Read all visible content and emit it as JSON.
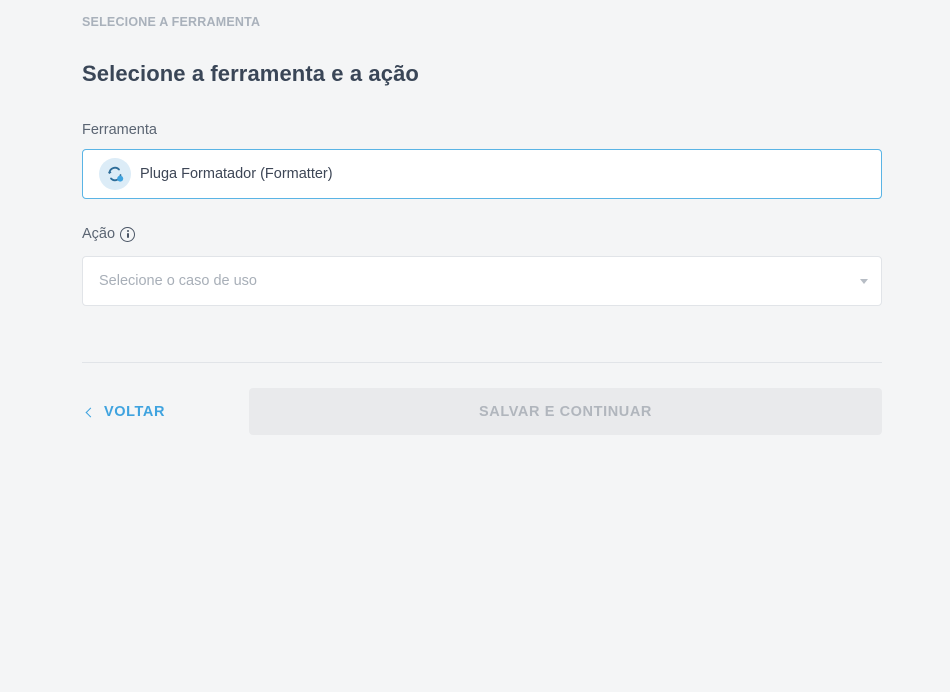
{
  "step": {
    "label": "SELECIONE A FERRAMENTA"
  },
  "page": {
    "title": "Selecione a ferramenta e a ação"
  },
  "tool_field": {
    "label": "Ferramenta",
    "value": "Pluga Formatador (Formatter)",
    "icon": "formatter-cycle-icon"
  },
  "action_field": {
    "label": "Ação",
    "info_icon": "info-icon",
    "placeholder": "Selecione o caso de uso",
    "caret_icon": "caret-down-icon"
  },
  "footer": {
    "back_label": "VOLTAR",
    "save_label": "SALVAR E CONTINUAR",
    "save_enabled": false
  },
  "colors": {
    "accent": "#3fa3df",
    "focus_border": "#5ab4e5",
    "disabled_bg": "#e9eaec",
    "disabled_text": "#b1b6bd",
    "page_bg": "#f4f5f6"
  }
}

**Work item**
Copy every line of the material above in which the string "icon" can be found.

**Solution to this problem**
    "icon": "formatter-cycle-icon"
    "info_icon": "info-icon",
    "caret_icon": "caret-down-icon"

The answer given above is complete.